When people talk about fitness, they frequently talk about losing weight, gaining muscle mass, and improving endurance and stamina. However, what’s even more important than all that is functional fitness.
Functional fitness training includes movements that strengthen the muscles your body uses doing everyday tasks. Some examples include getting up from a sofa, carrying a box up the stairs, and reaching overhead to get something from the top shelf.
As we age, our ability to perform functional movements naturally decreases. That’s why you might start to feel aches and pains after doing everyday activities like cleaning the house once you hit 40.
Just because it’s common to lose functional movement doesn’t mean you’re doomed to live with pain constantly. Doing a functional movement screen can help you identify your weak spots. Then, you can incorporate different exercises that will strengthen functional areas and improve your overall quality of life.
Doing the Functional Movement Screen
If you go to a gym or see a physical therapist, you might be able to request a functional movement screen. You can also perform one at home to get a baseline idea of how strong or weak certain muscle groups are. Just know that doing one at home and scoring yourself based on how you feel may not be as accurate as having a professional assessment.
You’ll do seven exercises during the functional movement screen. Keep a pen handy so you can keep score. Every movement is scored on a 0 – 3 scale. For moves performed on both sides of the body (like lunges), you’ll use the lower score of the two sides.
0: You feel any pain at all
1: You can do the move, but not very well
2. You can do the move, but you need to compensate in some way.
3. You can perfectly master the move.
Before getting started, you’ll need a dowel rod. These are available at hardware stores. Also, we recommend standing in front of a mirror, so you can assess your form.
How to Do a Functional Movement Screen
A functional movement screen involves seven moves. Remember, stop if you feel any pain and give yourself a score of 0 for that movement.
Don’t worry if you get some or all scores of 0. You can use your assessment score to create a fitness regimen. You can target specific functional movements.
Move 1: Deep squat
Hold a dowel rod above your head. Then, squat as low as possible while keeping good form (head looking forward, chest upright, knees pointing forward).
The goal is for your upper torso to be parallel with your shins and knees and dowel aligned over your feet.
Move 2: In-line lunge
Hold the dowel behind your back with one hand near your neck and the other toward your lower back.

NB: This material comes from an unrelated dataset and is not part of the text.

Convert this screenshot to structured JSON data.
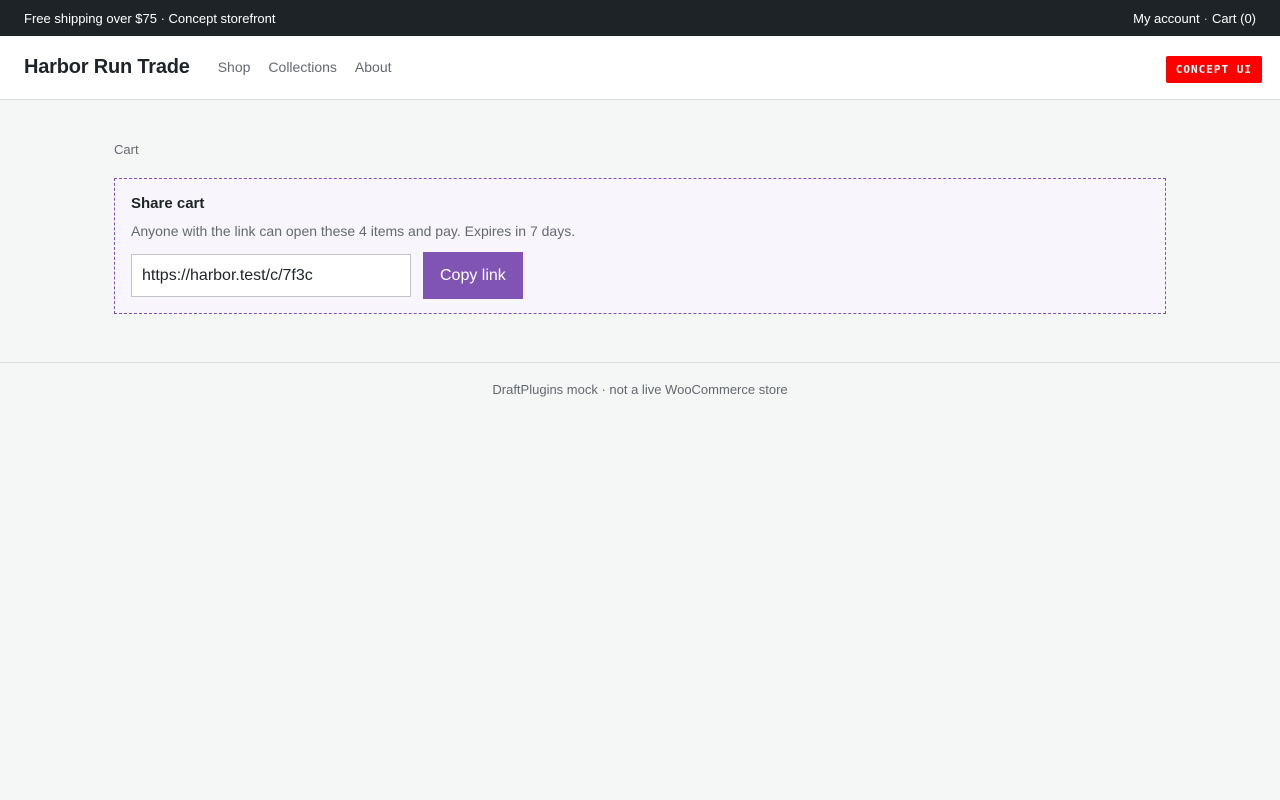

Then, with your feet about hip-width apart and facing forward, step one foot back and lower it until it hits the floor. Use a balance pad for extra support if you need it.
You’re looking for the dowel to stay in place. Your torso to remain still, and your feet to face forward as your back knee lowers.
Move 3: Hurdle step
Hold the dowel across your shoulders in front of a hurdle. Now, step over the hurdle with one leg, touching the heel to the floor. Return to starting position. Then, repeat on the other side.
You’re looking for balance and for your upper body to remain neutral as you move your legs.
Move 4: Shoulder mobility
Reach your hands behind your back simultaneously, putting one over your shoulder and the other around your back reaching up. Repeat on the other side.
Your goal is to get your hands as close together as possible.
Move 5: Active straight-leg raise
Lie on your back with your arms at your sides. Raise one leg as high as you can while keeping your knee straight. The other leg remains on the floor.
You’re looking at how high you can raise your leg while keeping your other leg on the floor.
Move 6: Trunk stability push-up
Get in a plank position and perform a push-up, going as far to the ground as possible before pushing yourself back into starting position. Cushion your hands using a yoga foam wedge block.
Your goal is to get your chest to the ground and back up while keeping your body in a straight line.
Move 7: Rotational stability
Put your knees down, so you are on all fours. Simultaneously raise your right leg and arm until they are parallel to the floor. Next, touch your right elbow to your right knee. Extend your arm and leg again, then put them on the floor before repeating on the left side.
Your goal is to keep your elbow aligned with your knee and to do the move without twisting your torso. Pay attention to the differences between your left and right sides.
At StrongTek, we believe in helping people get in shape, so they can enjoy life! We know from experience that functional movement is essential for staying healthy and strong. Visit the StrongTek Fitness Academy for more resources that can help you stay healthy and active.